It is important to never let your dog jump on you and preferably not on anyone else. Unfortunately, many people are unwilling or unable to stop their dog from jumping. Part of the reason is that you need to stop the dog from jumping with a physical correction.
The solution: Teach your dog to always keep all four feet on the ground. Do not give your dog any attention, petting or praise, unless all four feet are on the ground. This will help you with control both in the home and in the field.
Not heeling straight
Problem: When your dog comes into a HEEL position, he should be sitting parallel to you. His head facing the same direction as yours and his tail directly behind him. If he sits sideways, with his body perpendicular to you, that is his way of avoiding control. The HEEL position puts the dog completely under your control, and your dog knows that. If your dog has been taught to HEEL but is constantly sitting sideways or flaring out from your side, this is defiance.
The solution: Be very consistent in your expectations when you call your dog to the HEEL position. If he or she sits in any position other than straight and parallel to your leg, move or back up and repeat the command. Do this as many times as necessary until he sits correctly. If you keep a consistent standard and do not allow variations, this should not be an ongoing issue.

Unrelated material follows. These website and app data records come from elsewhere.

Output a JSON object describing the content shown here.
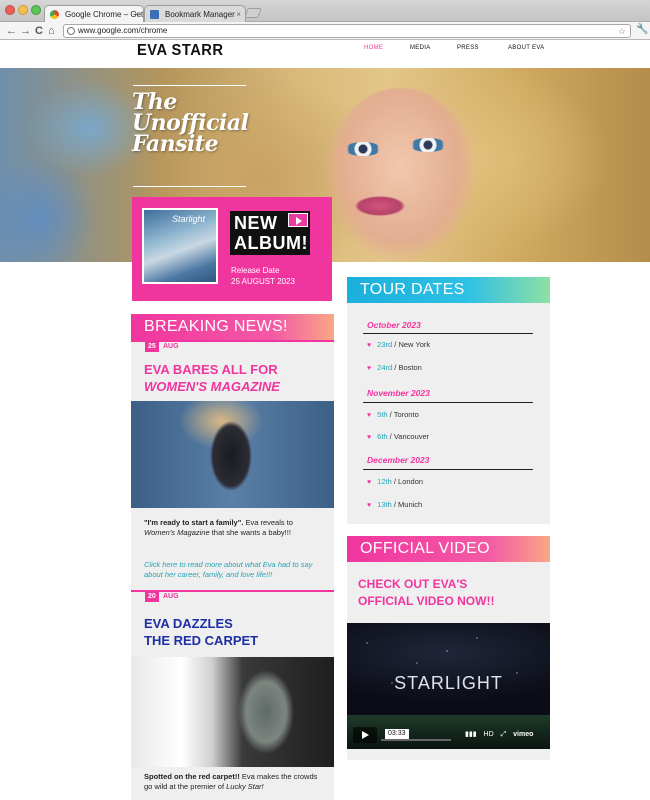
{
  "browser": {
    "tabs": [
      {
        "label": "Google Chrome – Get a fast"
      },
      {
        "label": "Bookmark Manager"
      }
    ],
    "url": "www.google.com/chrome",
    "nav": {
      "back": "←",
      "forward": "→",
      "reload": "C",
      "home": "⌂"
    }
  },
  "site": {
    "logo": "EVA STARR",
    "nav": [
      "HOME",
      "MEDIA",
      "PRESS",
      "ABOUT EVA"
    ],
    "hero_title": [
      "The",
      "Unofficial",
      "Fansite"
    ]
  },
  "album": {
    "cover_text": "Starlight",
    "headline_1": "NEW",
    "headline_2": "ALBUM!",
    "release_label": "Release Date",
    "release_date": "25 AUGUST 2023"
  },
  "news": {
    "heading": "BREAKING NEWS!",
    "items": [
      {
        "day": "25",
        "month": "AUG",
        "headline_1": "EVA BARES ALL FOR",
        "headline_2": "WOMEN'S MAGAZINE",
        "lead_bold": "\"I'm ready to start a family\".",
        "body_1": " Eva reveals to ",
        "body_em": "Women's Magazine",
        "body_2": " that she wants a baby!!!",
        "link": "Click here to read more about what Eva had to say about her career, family, and love life!!!"
      },
      {
        "day": "20",
        "month": "AUG",
        "headline_1": "EVA DAZZLES",
        "headline_2": "THE RED CARPET",
        "lead_bold": "Spotted on the red carpet!!",
        "body_1": " Eva makes the crowds go wild at the premier of ",
        "body_em": "Lucky Star!"
      }
    ]
  },
  "tour": {
    "heading": "TOUR DATES",
    "months": [
      {
        "name": "October 2023",
        "gigs": [
          {
            "day": "23rd",
            "city": "New York"
          },
          {
            "day": "24rd",
            "city": "Boston"
          }
        ]
      },
      {
        "name": "November 2023",
        "gigs": [
          {
            "day": "5th",
            "city": "Toronto"
          },
          {
            "day": "6th",
            "city": "Vancouver"
          }
        ]
      },
      {
        "name": "December 2023",
        "gigs": [
          {
            "day": "12th",
            "city": "London"
          },
          {
            "day": "13th",
            "city": "Munich"
          }
        ]
      }
    ]
  },
  "video": {
    "heading": "OFFICIAL VIDEO",
    "tagline_1": "CHECK OUT EVA'S",
    "tagline_2": "OFFICIAL VIDEO NOW!!",
    "player_title": "STARLIGHT",
    "timecode": "03:33",
    "hd_label": "HD",
    "brand": "vimeo"
  },
  "colors": {
    "accent_pink": "#f0359f",
    "accent_teal": "#1ab0dc",
    "headline_blue": "#1d2fa3"
  },
  "icons": [
    "close-icon",
    "back-icon",
    "forward-icon",
    "reload-icon",
    "home-icon",
    "star-icon",
    "wrench-icon",
    "play-icon",
    "heart-icon",
    "fullscreen-icon"
  ]
}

Selective hearing and ignoring whistle or commands
This may not be a strange behavior, but it is blatant defiance. Every time your dog is allowed to ignore a whistle or command without correction, you enforce his belief that you are not the “alpha” dog and you do not have the authority to control him.
The solution: If your dog is ignoring your whistles or commands, the worst thing you can do is just continue hunting and let him get away with the behavior. Instead, stop hunting and take the time to enforce the command. I know, this is inconvenient. It takes away from your hunting experience and is potentially embarrassing. But if you take the time to enforce the command, you are likely to eliminate further refusals. If you ignore it, the problem will only get worse.

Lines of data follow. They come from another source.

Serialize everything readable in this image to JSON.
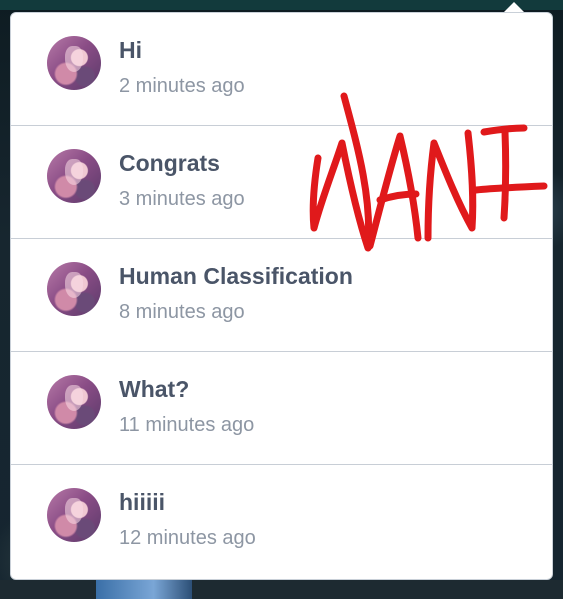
{
  "notifications": [
    {
      "title": "Hi",
      "time": "2 minutes ago"
    },
    {
      "title": "Congrats",
      "time": "3 minutes ago"
    },
    {
      "title": "Human Classification",
      "time": "8 minutes ago"
    },
    {
      "title": "What?",
      "time": "11 minutes ago"
    },
    {
      "title": "hiiiii",
      "time": "12 minutes ago"
    }
  ],
  "annotation": {
    "text": "NANI",
    "color": "#e0191b"
  },
  "colors": {
    "title": "#4a5568",
    "time": "#8d96a3",
    "divider": "#c8ced6",
    "panel": "#ffffff"
  }
}
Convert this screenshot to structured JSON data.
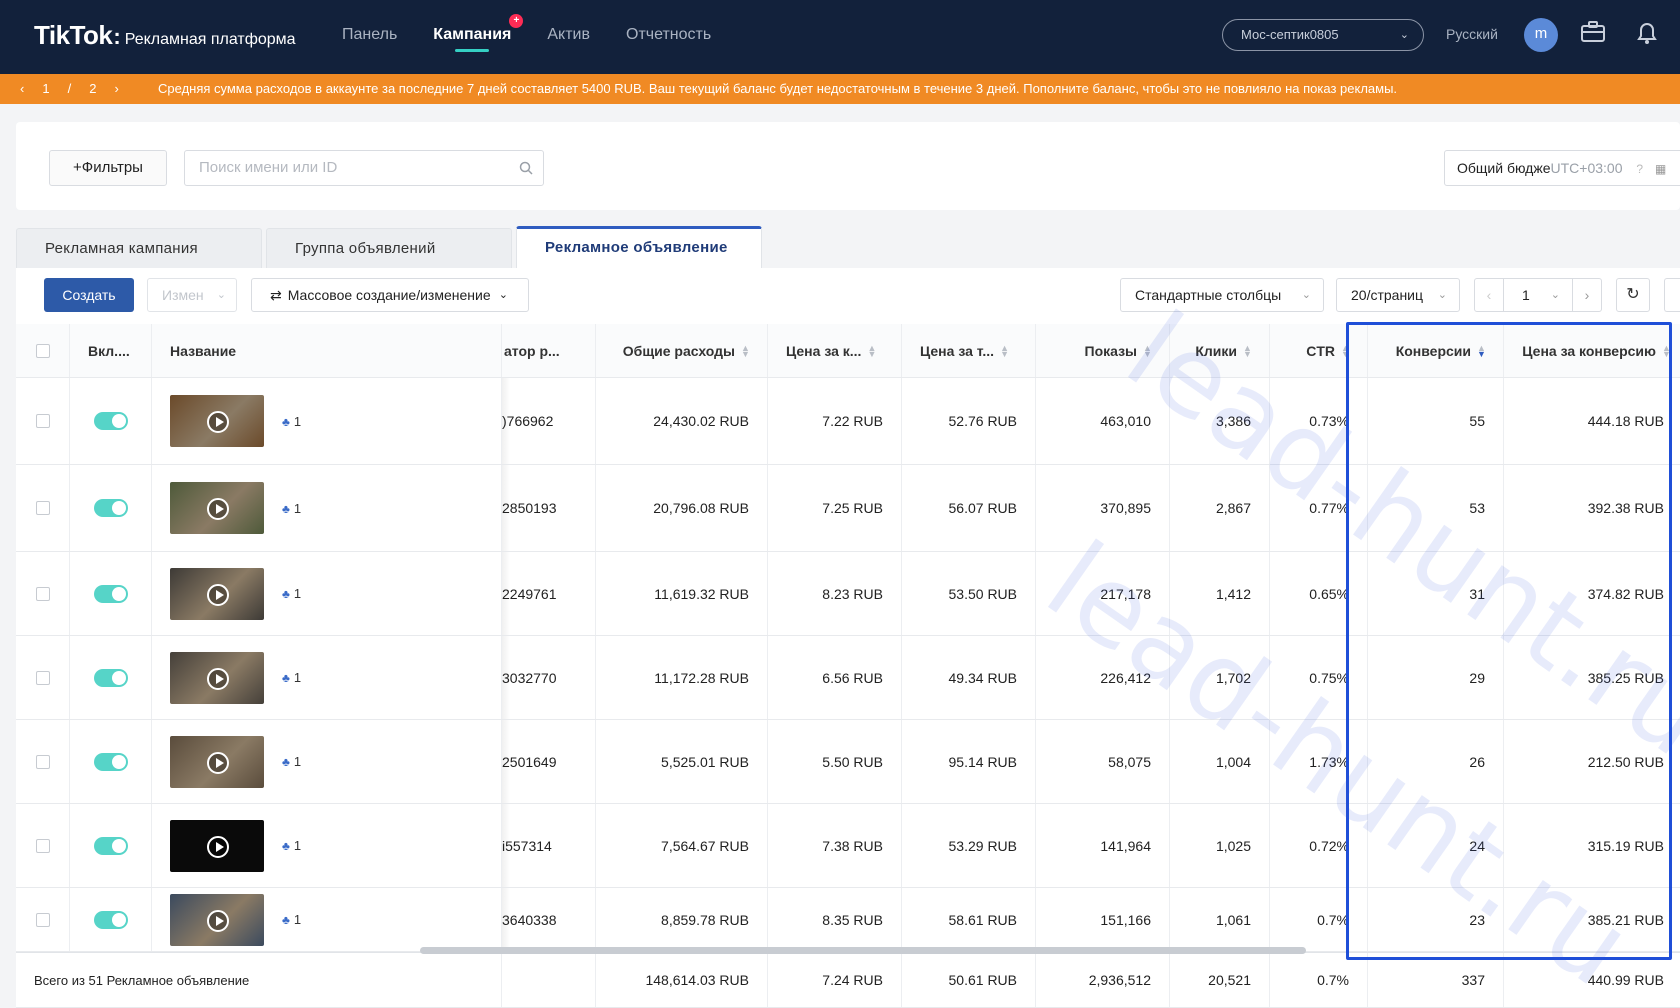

Slow pickup and delivery of the bird
If your dog runs out to the downed bird quickly but takes forever to pick it up and deliver it to you, you are again witnessing defiance. This behavior is generally not about your dog’s ability to pick up the bird or carry it to you. His slow pickup and delivery are his way of controlling the situation and undermining your control.
The solution: The best place to work on this behavior is not in the field but in training prior to taking him out hunting. You want to consistently correct your dog, with a HERE command, each time he slows down.

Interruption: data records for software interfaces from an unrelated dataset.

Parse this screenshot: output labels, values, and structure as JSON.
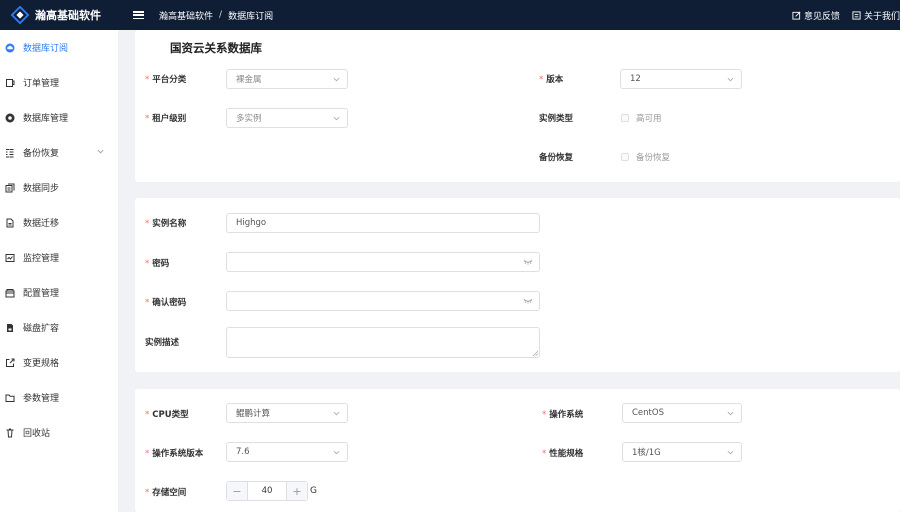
{
  "header": {
    "app_name": "瀚高基础软件",
    "breadcrumb": [
      "瀚高基础软件",
      "数据库订阅"
    ],
    "breadcrumb_sep": "/",
    "links": [
      {
        "label": "意见反馈",
        "icon": "edit-icon"
      },
      {
        "label": "关于我们",
        "icon": "info-icon"
      }
    ]
  },
  "sidebar": {
    "items": [
      {
        "label": "数据库订阅",
        "icon": "cloud-icon",
        "active": true
      },
      {
        "label": "订单管理",
        "icon": "order-icon"
      },
      {
        "label": "数据库管理",
        "icon": "database-icon"
      },
      {
        "label": "备份恢复",
        "icon": "backup-icon",
        "expandable": true
      },
      {
        "label": "数据同步",
        "icon": "sync-icon"
      },
      {
        "label": "数据迁移",
        "icon": "migrate-icon"
      },
      {
        "label": "监控管理",
        "icon": "monitor-icon"
      },
      {
        "label": "配置管理",
        "icon": "config-icon"
      },
      {
        "label": "磁盘扩容",
        "icon": "disk-icon"
      },
      {
        "label": "变更规格",
        "icon": "resize-icon"
      },
      {
        "label": "参数管理",
        "icon": "folder-icon"
      },
      {
        "label": "回收站",
        "icon": "trash-icon"
      }
    ]
  },
  "section1": {
    "title": "国资云关系数据库",
    "platform": {
      "label": "平台分类",
      "value": "裸金属"
    },
    "tenant": {
      "label": "租户级别",
      "value": "多实例"
    },
    "version": {
      "label": "版本",
      "value": "12"
    },
    "instance_type": {
      "label": "实例类型",
      "option": "高可用"
    },
    "backup": {
      "label": "备份恢复",
      "option": "备份恢复"
    }
  },
  "section2": {
    "name": {
      "label": "实例名称",
      "value": "Highgo"
    },
    "password": {
      "label": "密码",
      "value": ""
    },
    "confirm_password": {
      "label": "确认密码",
      "value": ""
    },
    "description": {
      "label": "实例描述",
      "value": ""
    }
  },
  "section3": {
    "cpu": {
      "label": "CPU类型",
      "value": "鲲鹏计算"
    },
    "os": {
      "label": "操作系统",
      "value": "CentOS"
    },
    "os_version": {
      "label": "操作系统版本",
      "value": "7.6"
    },
    "spec": {
      "label": "性能规格",
      "value": "1核/1G"
    },
    "storage": {
      "label": "存储空间",
      "value": "40",
      "minus": "−",
      "plus": "+",
      "unit": "G"
    }
  },
  "colors": {
    "header_bg": "#0f1e35",
    "accent": "#2f7df6",
    "required": "#f56c6c"
  }
}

Dropping bird on delivery
If your dog has been taught to deliver to hand, you should be consistent in your expectation and require a hand delivery every time. If your dog starts a pattern of dropping the bird on the way back or dropping it at your feet, this will likely start a downward spiral that will eventually get worse. Consistent expectations are necessary to maintain control in the field.
The solution: Set a standard. For instance, if your dog delivers the bird to hand and you are okay with that, make that the standard. If your dog delivers to a HEEL position and holds the bird until you take it from his mouth, make that the standard. Every time the dog delivers a bird, that standard is what you expect and enforce.
Final thoughts on how to get more control in the field
Taking time to notice dominant behaviors as they occur both in your home and in the field and giving firm and consistent corrections will help you maintain control both in the field and in the home.
If you are looking for a professional retriever trainer with proven hunting and hunt test programs, check out our training programs or give us a call 651-303-6459. We also do one-on-one training to guide owners who want to do the training themselves.
Until next time, happy retrieving.